Also, it’s sort of hard to talk about this story without spoiling at least some of its surprises.
And the jury is still out over whether or not it can be called a horror film. Aside from a few expertly-paced scenes of suspense, this is not a movie intended to frighten or disturb.
I guess I’d call it a love story for horror fans, a heart-render for weirdos. It’s more like an alternate-universe hopelessly-romantic version ofPOSSESSION, or DELLAMORTE DELLAMORE if its heart had been on its sleeve a lot more than its tongue was in its cheek.
In the way of plot details, all you need know is that a troubled young American (Lou Taylor Pucci) who recently lost a family member to a cruel disease decides to skip the country for a while after kicking the shit out of somebody who sort of deserved it. After some aimless wandering through Europe, he gets a job and a room at a vineyard in Italy. When he goes out on the town, he meets a smart, sexy, worldly, thoroughly confusing woman (Nadia Hilker) with whom he is immediately smitten. Obviously, she’s hiding something. Obviously, that’s why I’m dancing around calling SPRING a horror movie. It matters, but it doesn’t. What you’ll care about most are these two characters, Evan and Louise.
From the thoughtful writing of co-director Justin Benson, to the warm cinematography by co-director Aaron Moorhead, from the bruised, spiky, but hopeful performance of Lou Taylor Pucci to the even-more-bruised, intoxicating, and daring performance of Nadia Hilker, to the lovely score by Jimmy LaValle and straight down the line, SPRING is a class act, a treat, a cause, a movie I found very easy to relate to, and even easier to love. It may be ironic to recommend a movie called SPRING in October, but it’s a movie to be visited and revisited any day of the year.

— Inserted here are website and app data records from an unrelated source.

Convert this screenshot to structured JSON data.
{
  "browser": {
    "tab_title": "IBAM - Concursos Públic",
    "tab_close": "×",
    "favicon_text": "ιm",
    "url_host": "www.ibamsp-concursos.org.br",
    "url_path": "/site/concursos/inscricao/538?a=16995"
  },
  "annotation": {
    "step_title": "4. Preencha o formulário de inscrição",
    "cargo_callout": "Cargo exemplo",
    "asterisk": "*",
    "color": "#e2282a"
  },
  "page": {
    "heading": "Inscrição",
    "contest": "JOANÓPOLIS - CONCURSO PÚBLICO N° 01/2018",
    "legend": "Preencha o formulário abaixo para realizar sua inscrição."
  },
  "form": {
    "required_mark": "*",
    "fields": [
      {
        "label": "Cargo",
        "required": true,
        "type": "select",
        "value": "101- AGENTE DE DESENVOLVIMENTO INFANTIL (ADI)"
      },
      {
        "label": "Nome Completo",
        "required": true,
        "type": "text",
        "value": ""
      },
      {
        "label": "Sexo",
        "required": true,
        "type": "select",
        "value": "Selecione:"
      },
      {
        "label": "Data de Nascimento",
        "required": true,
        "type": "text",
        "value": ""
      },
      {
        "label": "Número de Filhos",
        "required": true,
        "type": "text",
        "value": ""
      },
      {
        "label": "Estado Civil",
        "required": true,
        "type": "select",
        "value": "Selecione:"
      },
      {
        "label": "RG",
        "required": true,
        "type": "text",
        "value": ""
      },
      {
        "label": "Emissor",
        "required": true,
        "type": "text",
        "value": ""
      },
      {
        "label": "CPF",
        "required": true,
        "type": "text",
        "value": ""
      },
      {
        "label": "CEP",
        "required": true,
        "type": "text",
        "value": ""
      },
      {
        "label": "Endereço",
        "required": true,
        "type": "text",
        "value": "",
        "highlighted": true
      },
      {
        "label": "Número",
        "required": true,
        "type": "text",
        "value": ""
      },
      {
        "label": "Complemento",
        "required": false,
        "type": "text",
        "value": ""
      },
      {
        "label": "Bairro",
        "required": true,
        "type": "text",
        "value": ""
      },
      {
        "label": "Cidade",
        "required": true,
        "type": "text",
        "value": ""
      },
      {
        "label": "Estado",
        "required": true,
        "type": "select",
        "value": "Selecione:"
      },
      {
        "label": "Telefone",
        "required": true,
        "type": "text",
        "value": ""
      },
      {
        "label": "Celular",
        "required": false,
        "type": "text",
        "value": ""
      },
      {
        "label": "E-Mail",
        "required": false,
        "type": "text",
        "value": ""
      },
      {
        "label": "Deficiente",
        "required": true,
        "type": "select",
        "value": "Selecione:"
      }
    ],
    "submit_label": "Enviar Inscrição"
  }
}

SPY is a movie which arrived preceded by a gale force of critical acclaim. I was underwhelmed, and I’ve been trying to figure out why.
As the current mass-media story goes, writer-director-producer Paul Feig and his star Melissa McCarthy have been doing more than anybody to change the conventional notions of what women can do onscreen. Why can’t a woman who looks like she should be cast as a pre-school teacher or a romance novelist (I’m not being rude — these are her character’s occupations on Mike & Molly) also play a spy in a James Bond style action thriller, or soon enough, a Ghostbuster? I hope I’m being crystal clear when I proclaim I am all for it, with every last erg of my strength. Women can do everything men can do, and often better and with greater style. And any system that doesn’t presently allow for that must absolutely be changed.
I guess it’s just hard for me to get thrilled about Melissa McCarthy falling over or farting just because the comedy guys get to do it, or more importantly, to learn over the course of a movie that she’s too good for jerky guys like Jude Law in SPY, because those are comparatively tame victories, considering how the kinds of movies I watch for Daily Grindhouse and the women who star in them come with a tidal wave of fierceness. That’s why I was so charged-up about Charlize Theron in MAD MAX: FURY ROAD. It may not be fair to compare a light goofy comedy to a ferocious locomotive of action, but to me that’s the energy we need right now, in comedy as much as in action movies. When the system is so sorely fucked, it’s okay to get angry. Honestly, it seems necessary. All my heroes, male and female alike, are willing to get angry when things are wrong.
SPY is cute, and stuffed with jokes, but there’s no anger in it, and that’s why for me it’s not that energizing. At the same time, I recognize that maybe my place as a be-penised person is to stand aside and let women handle it their way. I don’t presume to tell anyone how to lead their own revolution.
Stay tuned to this page. It’s gonna swell and expand before the year is out.
And follow me on Twitter for near-constant updates: @jonnyabomb